Please retype the data below line for line and leave out every picture.

» **Dataset rows describing interfaces**
--- START ---

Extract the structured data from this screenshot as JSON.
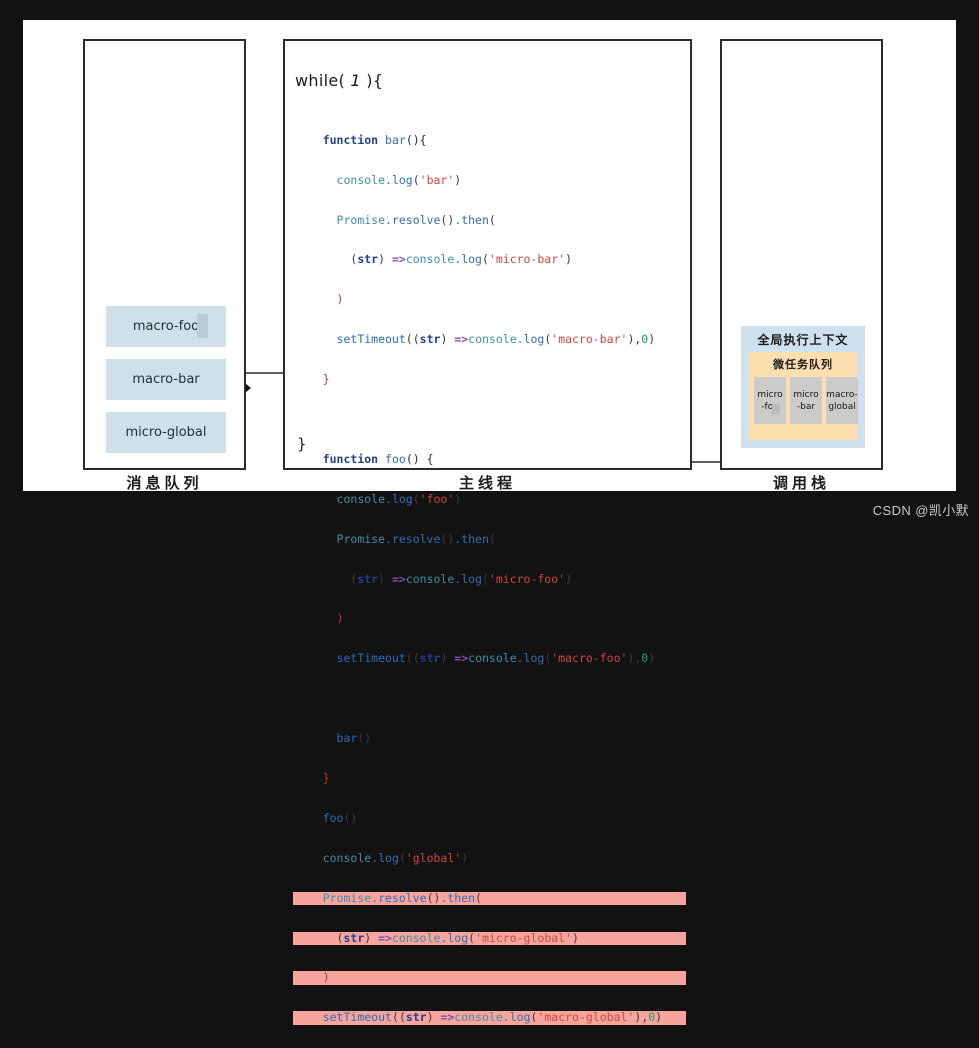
{
  "watermark": "CSDN @凯小默",
  "panels": {
    "queue": {
      "caption": "消息队列",
      "items": [
        {
          "label": "macro-foo"
        },
        {
          "label": "macro-bar"
        },
        {
          "label": "micro-global"
        }
      ]
    },
    "main_thread": {
      "caption": "主线程",
      "loop_header": "while( 1 ){",
      "loop_footer": "}",
      "code_lines": [
        "function bar(){",
        "  console.log('bar')",
        "  Promise.resolve().then(",
        "    (str) =>console.log('micro-bar')",
        "  )",
        "  setTimeout((str) =>console.log('macro-bar'),0)",
        "}",
        "",
        "function foo() {",
        "  console.log('foo')",
        "  Promise.resolve().then(",
        "    (str) =>console.log('micro-foo')",
        "  )",
        "  setTimeout((str) =>console.log('macro-foo'),0)",
        "",
        "  bar()",
        "}",
        "foo()",
        "console.log('global')",
        "Promise.resolve().then(",
        "  (str) =>console.log('micro-global')",
        ")",
        "setTimeout((str) =>console.log('macro-global'),0)"
      ],
      "highlighted_lines": [
        "Promise.resolve().then(",
        "  (str) =>console.log('micro-global')",
        ")",
        "setTimeout((str) =>console.log('macro-global'),0)"
      ],
      "highlight_color": "#f6a49c"
    },
    "call_stack": {
      "caption": "调用栈",
      "context_title": "全局执行上下文",
      "context_color": "#cfe0ef",
      "microtask_title": "微任务队列",
      "microtask_color": "#fbdfae",
      "microtask_items": [
        {
          "line1": "micro",
          "line2": "-foo"
        },
        {
          "line1": "micro",
          "line2": "-bar"
        },
        {
          "line1": "macro-",
          "line2": "global"
        }
      ]
    }
  },
  "colors": {
    "background": "#121212",
    "canvas": "#ffffff",
    "stroke": "#2b2b2b",
    "queue_item": "#cfe0eb",
    "micro_item": "#cbcbcb"
  }
}
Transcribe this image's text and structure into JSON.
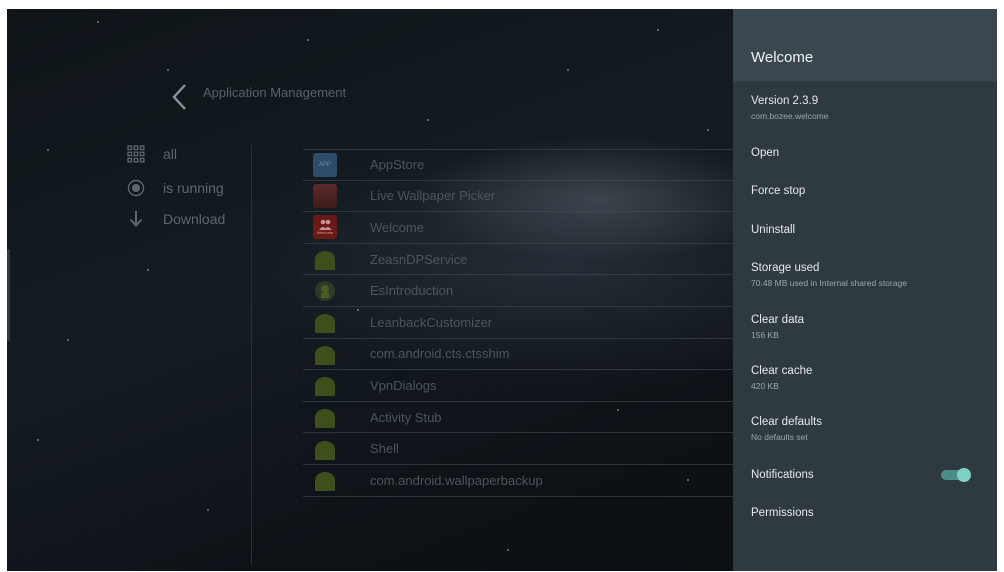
{
  "left": {
    "title": "Application Management",
    "categories": [
      {
        "label": "all",
        "icon": "grid-icon"
      },
      {
        "label": "is running",
        "icon": "radio-target-icon"
      },
      {
        "label": "Download",
        "icon": "download-arrow-icon"
      }
    ]
  },
  "apps": [
    {
      "name": "AppStore",
      "icon": "appstore-icon",
      "icon_text": "APP"
    },
    {
      "name": "Live Wallpaper Picker",
      "icon": "wallpaper-picker-icon"
    },
    {
      "name": "Welcome",
      "icon": "welcome-icon",
      "icon_text": "Welcome"
    },
    {
      "name": "ZeasnDPService",
      "icon": "android-icon"
    },
    {
      "name": "EsIntroduction",
      "icon": "esintroduction-icon"
    },
    {
      "name": "LeanbackCustomizer",
      "icon": "android-icon"
    },
    {
      "name": "com.android.cts.ctsshim",
      "icon": "android-icon"
    },
    {
      "name": "VpnDialogs",
      "icon": "android-icon"
    },
    {
      "name": "Activity Stub",
      "icon": "android-icon"
    },
    {
      "name": "Shell",
      "icon": "android-icon"
    },
    {
      "name": "com.android.wallpaperbackup",
      "icon": "android-icon"
    }
  ],
  "panel": {
    "title": "Welcome",
    "version": {
      "title": "Version 2.3.9",
      "subtitle": "com.bozee.welcome"
    },
    "open": "Open",
    "force_stop": "Force stop",
    "uninstall": "Uninstall",
    "storage": {
      "title": "Storage used",
      "subtitle": "70.48 MB used in Internal shared storage"
    },
    "clear_data": {
      "title": "Clear data",
      "subtitle": "156 KB"
    },
    "clear_cache": {
      "title": "Clear cache",
      "subtitle": "420 KB"
    },
    "clear_defaults": {
      "title": "Clear defaults",
      "subtitle": "No defaults set"
    },
    "notifications": {
      "title": "Notifications",
      "enabled": true
    },
    "permissions": "Permissions"
  },
  "colors": {
    "panel_bg": "#2e3a40",
    "panel_header": "#3a474e",
    "toggle_accent": "#7ed1c5",
    "android_green": "#3e4f1c"
  }
}
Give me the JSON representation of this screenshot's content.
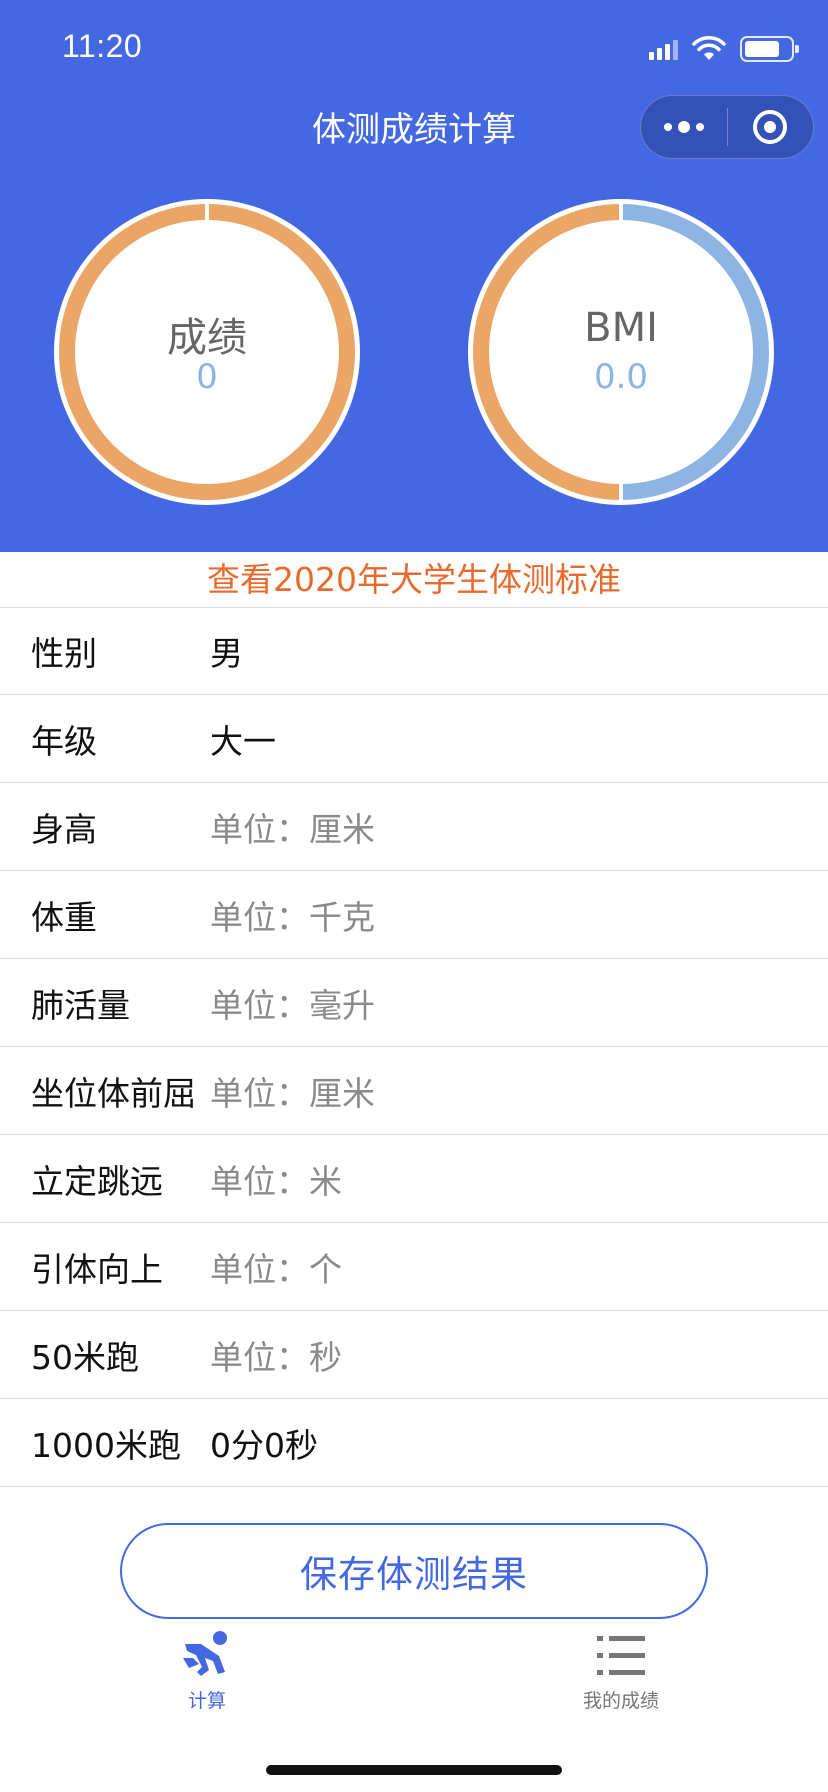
{
  "status_bar": {
    "time": "11:20"
  },
  "nav": {
    "title": "体测成绩计算"
  },
  "gauges": {
    "score": {
      "label": "成绩",
      "value": "0",
      "color_left": "#EBA566",
      "color_right": "#EBA566"
    },
    "bmi": {
      "label": "BMI",
      "value": "0.0",
      "color_left": "#EBA566",
      "color_right": "#8EB4E3"
    }
  },
  "standard_link": "查看2020年大学生体测标准",
  "form": {
    "rows": [
      {
        "label": "性别",
        "value": "男",
        "placeholder": false
      },
      {
        "label": "年级",
        "value": "大一",
        "placeholder": false
      },
      {
        "label": "身高",
        "value": "单位：厘米",
        "placeholder": true
      },
      {
        "label": "体重",
        "value": "单位：千克",
        "placeholder": true
      },
      {
        "label": "肺活量",
        "value": "单位：毫升",
        "placeholder": true
      },
      {
        "label": "坐位体前屈",
        "value": "单位：厘米",
        "placeholder": true
      },
      {
        "label": "立定跳远",
        "value": "单位：米",
        "placeholder": true
      },
      {
        "label": "引体向上",
        "value": "单位：个",
        "placeholder": true
      },
      {
        "label": "50米跑",
        "value": "单位：秒",
        "placeholder": true
      },
      {
        "label": "1000米跑",
        "value": "0分0秒",
        "placeholder": false
      }
    ]
  },
  "save_button": "保存体测结果",
  "tabbar": {
    "items": [
      {
        "label": "计算",
        "icon": "running-person-icon",
        "active": true
      },
      {
        "label": "我的成绩",
        "icon": "list-icon",
        "active": false
      }
    ]
  },
  "colors": {
    "primary": "#4468E2",
    "accent_orange": "#E86A2C",
    "gauge_orange": "#EBA566",
    "gauge_blue": "#8EB4E3"
  }
}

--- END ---

» **REPLY**
Extract the structured data from this screenshot as JSON.
{
  "watermark": "CSDN @凯小默",
  "panels": {
    "queue": {
      "caption": "消息队列",
      "items": [
        {
          "label": "macro-foo"
        },
        {
          "label": "macro-bar"
        },
        {
          "label": "micro-global"
        }
      ]
    },
    "main_thread": {
      "caption": "主线程",
      "loop_header": "while( 1 ){",
      "loop_footer": "}",
      "code_lines": [
        "function bar(){",
        "  console.log('bar')",
        "  Promise.resolve().then(",
        "    (str) =>console.log('micro-bar')",
        "  )",
        "  setTimeout((str) =>console.log('macro-bar'),0)",
        "}",
        "",
        "function foo() {",
        "  console.log('foo')",
        "  Promise.resolve().then(",
        "    (str) =>console.log('micro-foo')",
        "  )",
        "  setTimeout((str) =>console.log('macro-foo'),0)",
        "",
        "  bar()",
        "}",
        "foo()",
        "console.log('global')",
        "Promise.resolve().then(",
        "  (str) =>console.log('micro-global')",
        ")",
        "setTimeout((str) =>console.log('macro-global'),0)"
      ],
      "highlighted_lines": [
        "Promise.resolve().then(",
        "  (str) =>console.log('micro-global')",
        ")",
        "setTimeout((str) =>console.log('macro-global'),0)"
      ],
      "highlight_color": "#f6a49c"
    },
    "call_stack": {
      "caption": "调用栈",
      "context_title": "全局执行上下文",
      "context_color": "#cfe0ef",
      "microtask_title": "微任务队列",
      "microtask_color": "#fbdfae",
      "microtask_items": [
        {
          "line1": "micro",
          "line2": "-foo"
        },
        {
          "line1": "micro",
          "line2": "-bar"
        },
        {
          "line1": "macro-",
          "line2": "global"
        }
      ]
    }
  },
  "colors": {
    "background": "#121212",
    "canvas": "#ffffff",
    "stroke": "#2b2b2b",
    "queue_item": "#cfe0eb",
    "micro_item": "#cbcbcb"
  }
}
Transcribe this image's text and structure into JSON.
{
  "left": {
    "title": "Application Management",
    "categories": [
      {
        "label": "all",
        "icon": "grid-icon"
      },
      {
        "label": "is running",
        "icon": "radio-target-icon"
      },
      {
        "label": "Download",
        "icon": "download-arrow-icon"
      }
    ]
  },
  "apps": [
    {
      "name": "AppStore",
      "icon": "appstore-icon",
      "icon_text": "APP"
    },
    {
      "name": "Live Wallpaper Picker",
      "icon": "wallpaper-picker-icon"
    },
    {
      "name": "Welcome",
      "icon": "welcome-icon",
      "icon_text": "Welcome"
    },
    {
      "name": "ZeasnDPService",
      "icon": "android-icon"
    },
    {
      "name": "EsIntroduction",
      "icon": "esintroduction-icon"
    },
    {
      "name": "LeanbackCustomizer",
      "icon": "android-icon"
    },
    {
      "name": "com.android.cts.ctsshim",
      "icon": "android-icon"
    },
    {
      "name": "VpnDialogs",
      "icon": "android-icon"
    },
    {
      "name": "Activity Stub",
      "icon": "android-icon"
    },
    {
      "name": "Shell",
      "icon": "android-icon"
    },
    {
      "name": "com.android.wallpaperbackup",
      "icon": "android-icon"
    }
  ],
  "panel": {
    "title": "Welcome",
    "version": {
      "title": "Version 2.3.9",
      "subtitle": "com.bozee.welcome"
    },
    "open": "Open",
    "force_stop": "Force stop",
    "uninstall": "Uninstall",
    "storage": {
      "title": "Storage used",
      "subtitle": "70.48 MB used in Internal shared storage"
    },
    "clear_data": {
      "title": "Clear data",
      "subtitle": "156 KB"
    },
    "clear_cache": {
      "title": "Clear cache",
      "subtitle": "420 KB"
    },
    "clear_defaults": {
      "title": "Clear defaults",
      "subtitle": "No defaults set"
    },
    "notifications": {
      "title": "Notifications",
      "enabled": true
    },
    "permissions": "Permissions"
  },
  "colors": {
    "panel_bg": "#2e3a40",
    "panel_header": "#3a474e",
    "toggle_accent": "#7ed1c5",
    "android_green": "#3e4f1c"
  }
}
Give me the JSON representation of this screenshot's content.
{
  "status_bar": {
    "time": "11:20"
  },
  "nav": {
    "title": "体测成绩计算"
  },
  "gauges": {
    "score": {
      "label": "成绩",
      "value": "0",
      "color_left": "#EBA566",
      "color_right": "#EBA566"
    },
    "bmi": {
      "label": "BMI",
      "value": "0.0",
      "color_left": "#EBA566",
      "color_right": "#8EB4E3"
    }
  },
  "standard_link": "查看2020年大学生体测标准",
  "form": {
    "rows": [
      {
        "label": "性别",
        "value": "男",
        "placeholder": false
      },
      {
        "label": "年级",
        "value": "大一",
        "placeholder": false
      },
      {
        "label": "身高",
        "value": "单位：厘米",
        "placeholder": true
      },
      {
        "label": "体重",
        "value": "单位：千克",
        "placeholder": true
      },
      {
        "label": "肺活量",
        "value": "单位：毫升",
        "placeholder": true
      },
      {
        "label": "坐位体前屈",
        "value": "单位：厘米",
        "placeholder": true
      },
      {
        "label": "立定跳远",
        "value": "单位：米",
        "placeholder": true
      },
      {
        "label": "引体向上",
        "value": "单位：个",
        "placeholder": true
      },
      {
        "label": "50米跑",
        "value": "单位：秒",
        "placeholder": true
      },
      {
        "label": "1000米跑",
        "value": "0分0秒",
        "placeholder": false
      }
    ]
  },
  "save_button": "保存体测结果",
  "tabbar": {
    "items": [
      {
        "label": "计算",
        "icon": "running-person-icon",
        "active": true
      },
      {
        "label": "我的成绩",
        "icon": "list-icon",
        "active": false
      }
    ]
  },
  "colors": {
    "primary": "#4468E2",
    "accent_orange": "#E86A2C",
    "gauge_orange": "#EBA566",
    "gauge_blue": "#8EB4E3"
  }
}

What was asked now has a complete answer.